The show is an attempt to engage with the immorality inseparable from the African diaspora, by a working artist whose life is indivisible from it. This is why you should walk right upon entering, so the final work you’re left with is “Can I Pass? Introducing the Paper Bag to the Fan Test for the Month of June,” the embodiment of all the internalized history in the work you’ve seen before it. This piece consists of 28 silhouette self-portraits, featuring only eyes and arranged like a calendar, depicting the artist posing with different hairstyles. Sometimes her hair clouds around her in ringlets; sometimes her hair is flat-ironed.
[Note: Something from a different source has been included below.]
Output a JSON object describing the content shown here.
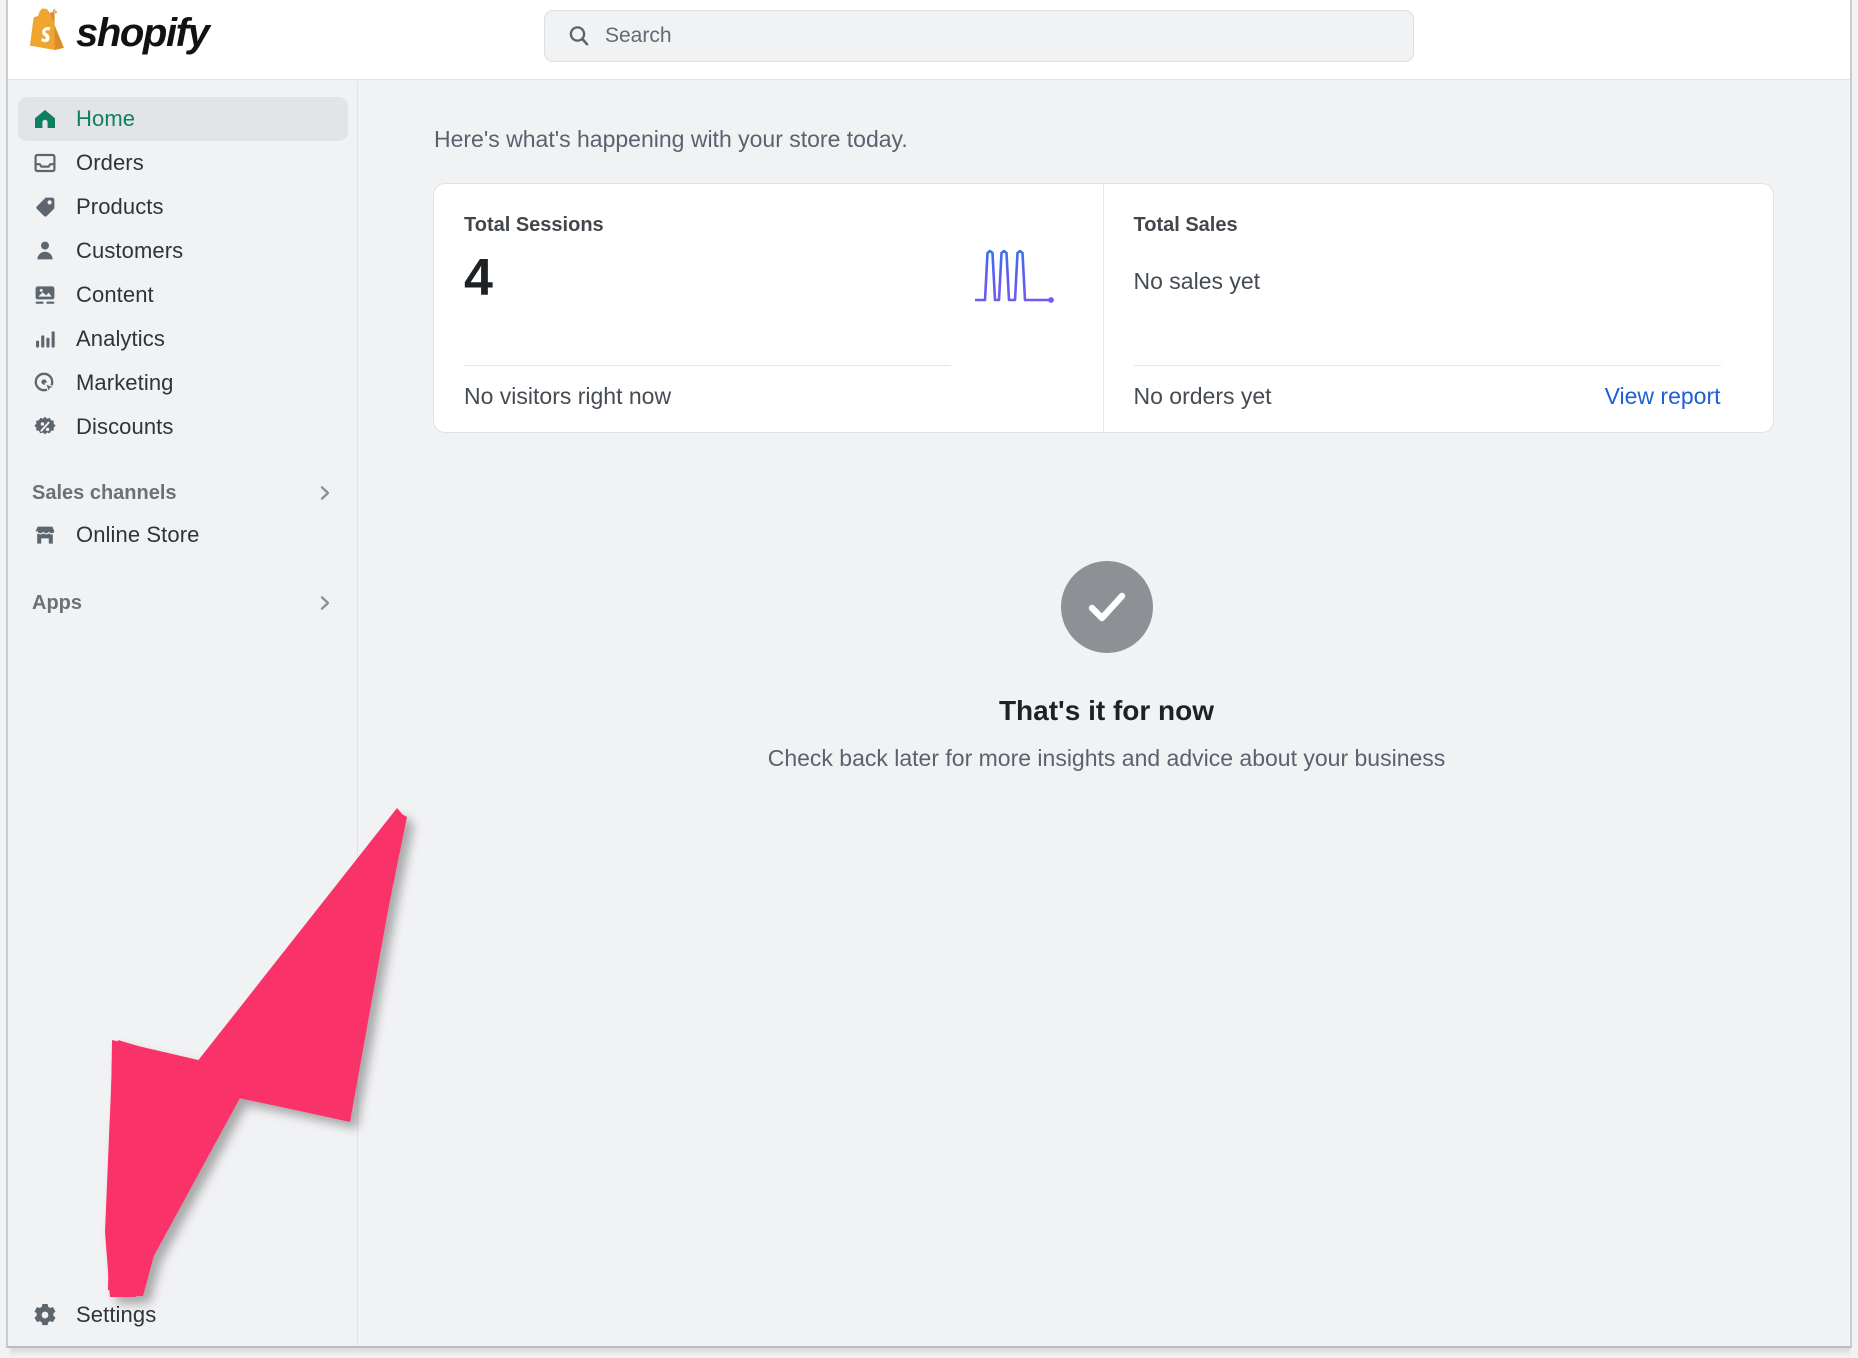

Is the artist a temptress today, or is she wearing her electric tignon?
Baez is most confrontational with the ugly, internalized yet obfuscated race and gender dynamics of the Americas in “Man without a country (a.k.a. anthropophagist wading in the Artibonite River),” a large-scale collage featuring 144 small paintings on the pages of discarded old library books. The books contain, as wisdom, the outdated and discredited theory of Social Darwinism, the idea that social groups are subject to the same laws of natural selection as plants and animals. The concept was used to justify imperialism and racism; once, the prominent intellectual institutes of whole nations were sustained on the premise that if you could take it and rape it, it was meant to be yours. This knowledge enhances the viewing of the work, but it isn’t necessary. A woman’s detached, outstretched arm, brown and furry and tattooed in Caribbean florals, painted on the title page of the book The Decline of Competition: A Study of the Evolution of American Industry, speaks powerfully, and for itself.
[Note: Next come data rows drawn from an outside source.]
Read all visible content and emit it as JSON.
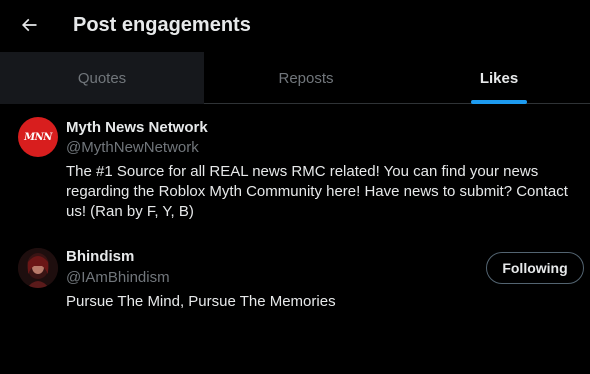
{
  "header": {
    "title": "Post engagements",
    "back_icon": "arrow-left-icon"
  },
  "tabs": [
    {
      "label": "Quotes",
      "active": false
    },
    {
      "label": "Reposts",
      "active": false
    },
    {
      "label": "Likes",
      "active": true
    }
  ],
  "users": [
    {
      "name": "Myth News Network",
      "handle": "@MythNewNetwork",
      "avatar_text": "MNN",
      "bio": "The #1 Source for all REAL news RMC related! You can find your news regarding the Roblox Myth Community here! Have news to submit? Contact us! (Ran by F, Y, B)"
    },
    {
      "name": "Bhindism",
      "handle": "@IAmBhindism",
      "bio": "Pursue The Mind, Pursue The Memories",
      "follow_label": "Following"
    }
  ],
  "colors": {
    "accent": "#1d9bf0",
    "background": "#000000",
    "text_primary": "#e7e9ea",
    "text_secondary": "#71767b"
  }
}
Not only is each piece in this exhibit technically impressive and thoughtfully stimulating, each is truly beautiful. Forget that “eye of the beholder” nonsense; the beauty emanates as though it were a physical property of the work, as though the accompanying placards should read “acrylic, ink, beauty on paper,” or as though it should perhaps be included in the dimensions. “Those who would douse it” is encased in its own alcove, wallpapered with Baez’s signature design, the eponymous “Bloodlines,” a coat of arms whose elements include black revolutionary symbols (those picks and panthers) married to Latin American azabache, charms to protect against evil spirits. (It’s a powerful declaration that Black and Latinx are not separate identities, and also a design pattern you aren’t soon to forget, as identifiable in my mind now as Keith Haring’s “Radiant Baby.”)
“douse it” is enormous, and stunning, a magmatic silhouette of a woman with missionaries in her eyes and the colonial architecture of New Orleans and Haiti smoldering in the flames of her burning body. Kant argued that part of the experience of a beautiful object is that it should affect us as though it had a purpose in our lives. I notice most of the pieces in the show are on loan from private collectors.
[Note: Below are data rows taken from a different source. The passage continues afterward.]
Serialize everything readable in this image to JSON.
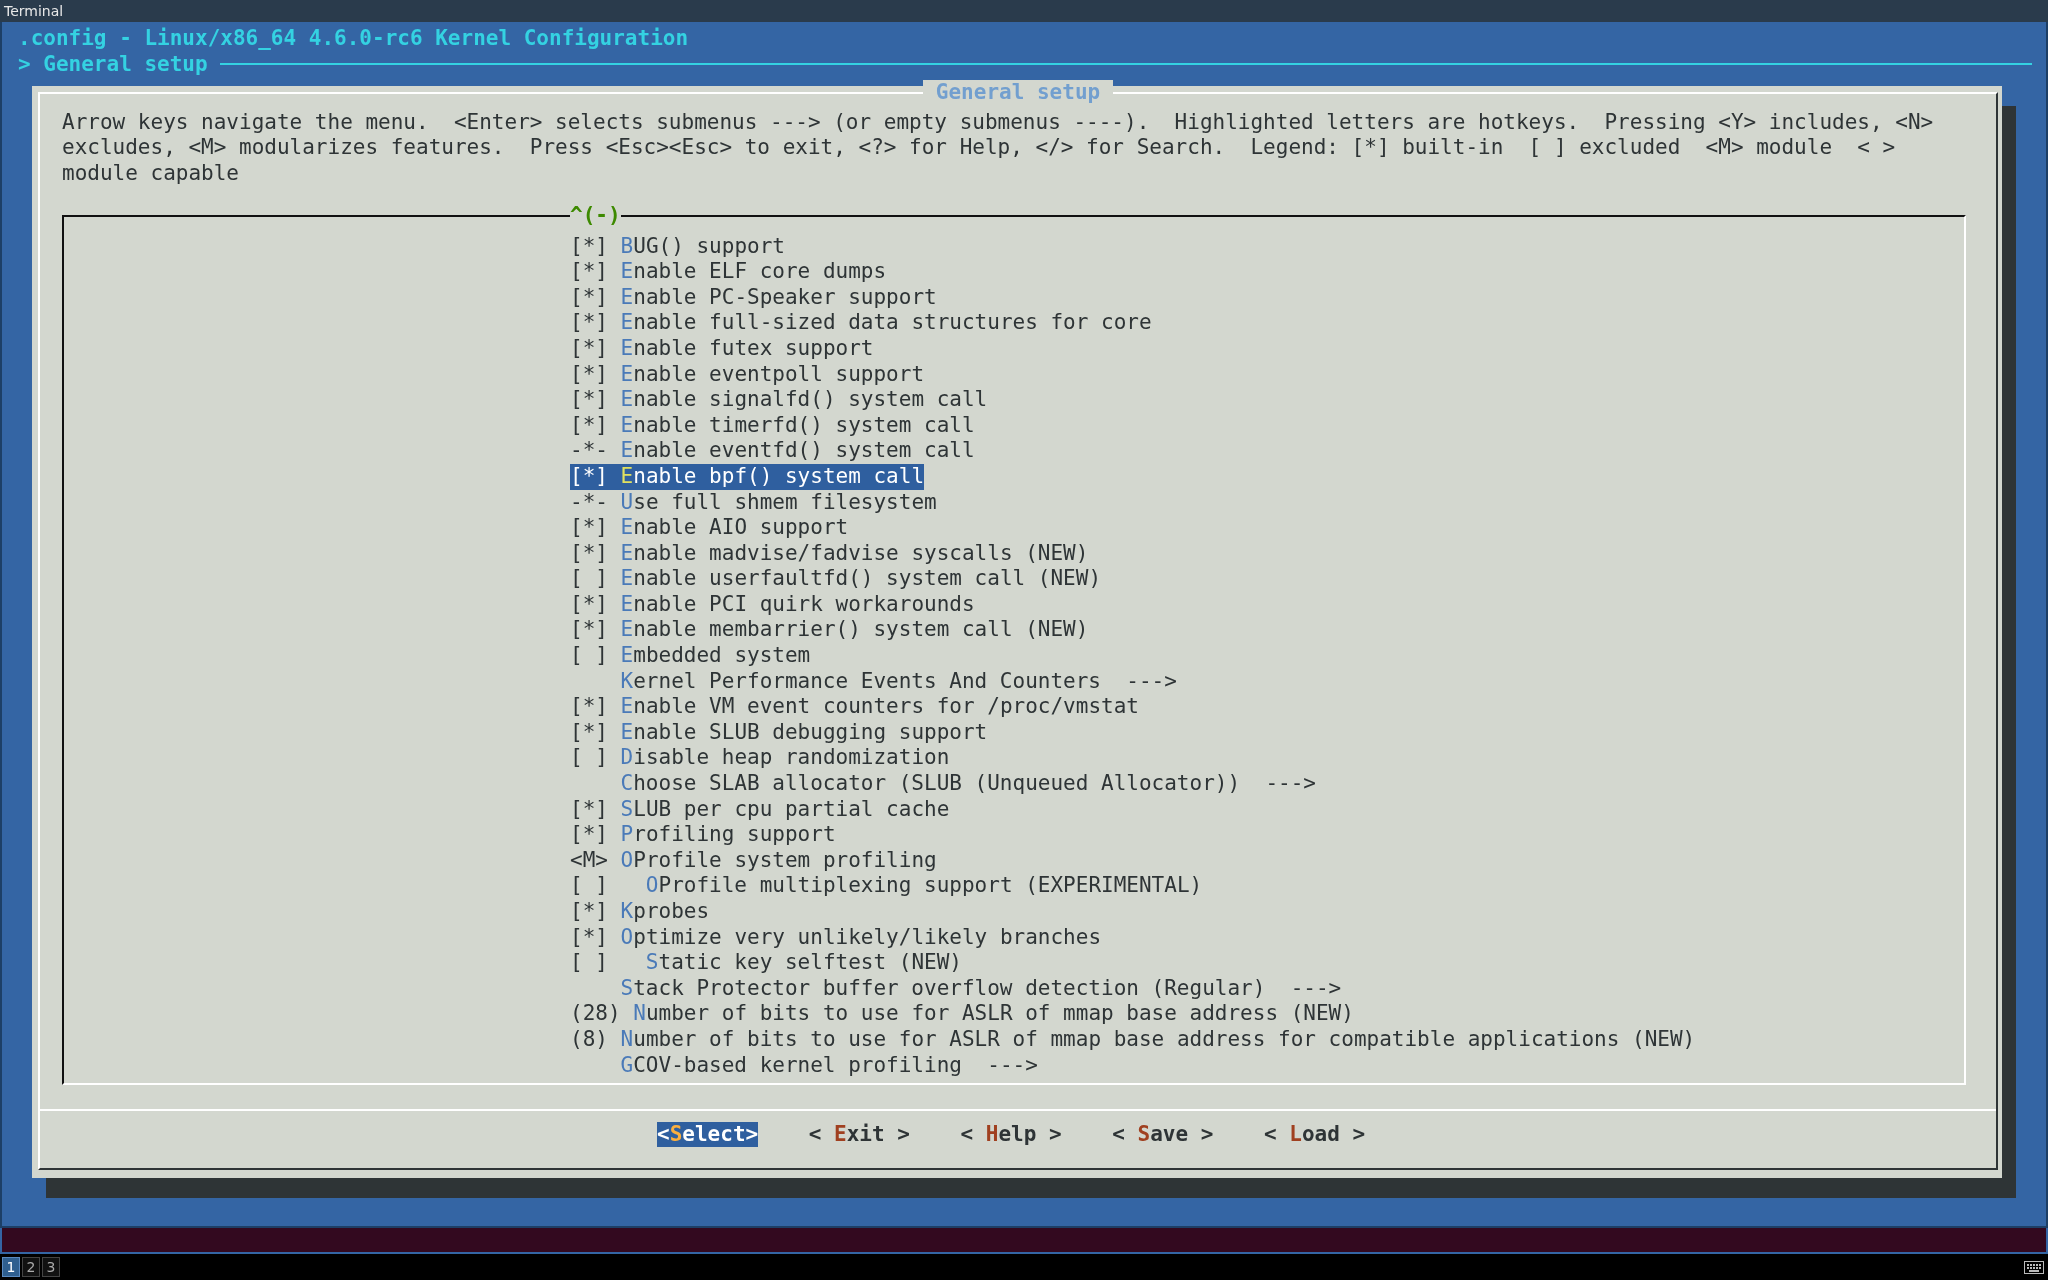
{
  "window": {
    "title": "Terminal"
  },
  "header": {
    "title": ".config - Linux/x86_64 4.6.0-rc6 Kernel Configuration",
    "breadcrumb": "> General setup"
  },
  "dialog": {
    "title": "General setup",
    "help": "Arrow keys navigate the menu.  <Enter> selects submenus ---> (or empty submenus ----).  Highlighted letters are hotkeys.  Pressing <Y> includes, <N> excludes, <M> modularizes features.  Press <Esc><Esc> to exit, <?> for Help, </> for Search.  Legend: [*] built-in  [ ] excluded  <M> module  < > module capable",
    "scroll_indicator": "^(-)",
    "items": [
      {
        "prefix": "[*]",
        "hotkey": "B",
        "label": "UG() support",
        "selected": false
      },
      {
        "prefix": "[*]",
        "hotkey": "E",
        "label": "nable ELF core dumps",
        "selected": false
      },
      {
        "prefix": "[*]",
        "hotkey": "E",
        "label": "nable PC-Speaker support",
        "selected": false
      },
      {
        "prefix": "[*]",
        "hotkey": "E",
        "label": "nable full-sized data structures for core",
        "selected": false
      },
      {
        "prefix": "[*]",
        "hotkey": "E",
        "label": "nable futex support",
        "selected": false
      },
      {
        "prefix": "[*]",
        "hotkey": "E",
        "label": "nable eventpoll support",
        "selected": false
      },
      {
        "prefix": "[*]",
        "hotkey": "E",
        "label": "nable signalfd() system call",
        "selected": false
      },
      {
        "prefix": "[*]",
        "hotkey": "E",
        "label": "nable timerfd() system call",
        "selected": false
      },
      {
        "prefix": "-*-",
        "hotkey": "E",
        "label": "nable eventfd() system call",
        "selected": false
      },
      {
        "prefix": "[*]",
        "hotkey": "E",
        "label": "nable bpf() system call",
        "selected": true
      },
      {
        "prefix": "-*-",
        "hotkey": "U",
        "label": "se full shmem filesystem",
        "selected": false
      },
      {
        "prefix": "[*]",
        "hotkey": "E",
        "label": "nable AIO support",
        "selected": false
      },
      {
        "prefix": "[*]",
        "hotkey": "E",
        "label": "nable madvise/fadvise syscalls (NEW)",
        "selected": false
      },
      {
        "prefix": "[ ]",
        "hotkey": "E",
        "label": "nable userfaultfd() system call (NEW)",
        "selected": false
      },
      {
        "prefix": "[*]",
        "hotkey": "E",
        "label": "nable PCI quirk workarounds",
        "selected": false
      },
      {
        "prefix": "[*]",
        "hotkey": "E",
        "label": "nable membarrier() system call (NEW)",
        "selected": false
      },
      {
        "prefix": "[ ]",
        "hotkey": "E",
        "label": "mbedded system",
        "selected": false
      },
      {
        "hotkey": "K",
        "label": "ernel Performance Events And Counters",
        "arrow": "--->",
        "selected": false
      },
      {
        "prefix": "[*]",
        "hotkey": "E",
        "label": "nable VM event counters for /proc/vmstat",
        "selected": false
      },
      {
        "prefix": "[*]",
        "hotkey": "E",
        "label": "nable SLUB debugging support",
        "selected": false
      },
      {
        "prefix": "[ ]",
        "hotkey": "D",
        "label": "isable heap randomization",
        "selected": false
      },
      {
        "hotkey": "C",
        "label": "hoose SLAB allocator (SLUB (Unqueued Allocator))",
        "arrow": "--->",
        "selected": false
      },
      {
        "prefix": "[*]",
        "hotkey": "S",
        "label": "LUB per cpu partial cache",
        "selected": false
      },
      {
        "prefix": "[*]",
        "hotkey": "P",
        "label": "rofiling support",
        "selected": false
      },
      {
        "prefix": "<M>",
        "hotkey": "O",
        "label": "Profile system profiling",
        "selected": false,
        "children": [
          {
            "prefix": "[ ]",
            "hotkey": "O",
            "label": "Profile multiplexing support (EXPERIMENTAL)",
            "selected": false
          }
        ]
      },
      {
        "prefix": "[*]",
        "hotkey": "K",
        "label": "probes",
        "selected": false
      },
      {
        "prefix": "[*]",
        "hotkey": "O",
        "label": "ptimize very unlikely/likely branches",
        "selected": false,
        "children": [
          {
            "prefix": "[ ]",
            "hotkey": "S",
            "label": "tatic key selftest (NEW)",
            "selected": false
          }
        ]
      },
      {
        "hotkey": "S",
        "label": "tack Protector buffer overflow detection (Regular)",
        "arrow": "--->",
        "selected": false
      },
      {
        "prefix": "(28)",
        "hotkey": "N",
        "label": "umber of bits to use for ASLR of mmap base address (NEW)",
        "selected": false
      },
      {
        "prefix": "(8)",
        "hotkey": "N",
        "label": "umber of bits to use for ASLR of mmap base address for compatible applications (NEW)",
        "selected": false
      },
      {
        "hotkey": "G",
        "label": "COV-based kernel profiling",
        "arrow": "--->",
        "selected": false
      }
    ],
    "buttons": [
      {
        "before": "<",
        "hotkey": "S",
        "rest": "elect>",
        "selected": true
      },
      {
        "before": "< ",
        "hotkey": "E",
        "rest": "xit >",
        "selected": false
      },
      {
        "before": "< ",
        "hotkey": "H",
        "rest": "elp >",
        "selected": false
      },
      {
        "before": "< ",
        "hotkey": "S",
        "rest": "ave >",
        "selected": false
      },
      {
        "before": "< ",
        "hotkey": "L",
        "rest": "oad >",
        "selected": false
      }
    ]
  },
  "taskbar": {
    "workspaces": [
      {
        "label": "1",
        "selected": true
      },
      {
        "label": "2",
        "selected": false
      },
      {
        "label": "3",
        "selected": false
      }
    ]
  }
}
Baez’s work has been exhibited nationally, and it’s been written about in The New York Times, The Los Angeles Times and Art in America. Firelei Baez: Bloodlines was arranged in 2015 by Pérez Art Museum Miami assistant curator María Elena Ortiz. The Pittsburgh presentation, coordinated by The Warhol’s associate curator of art, Jessica Beck, features three pieces unique to this show. The catalog, sold out at the time of my visit, features an original short story written by Haitian-American author Roxane Gay. It is Baez’s first solo show.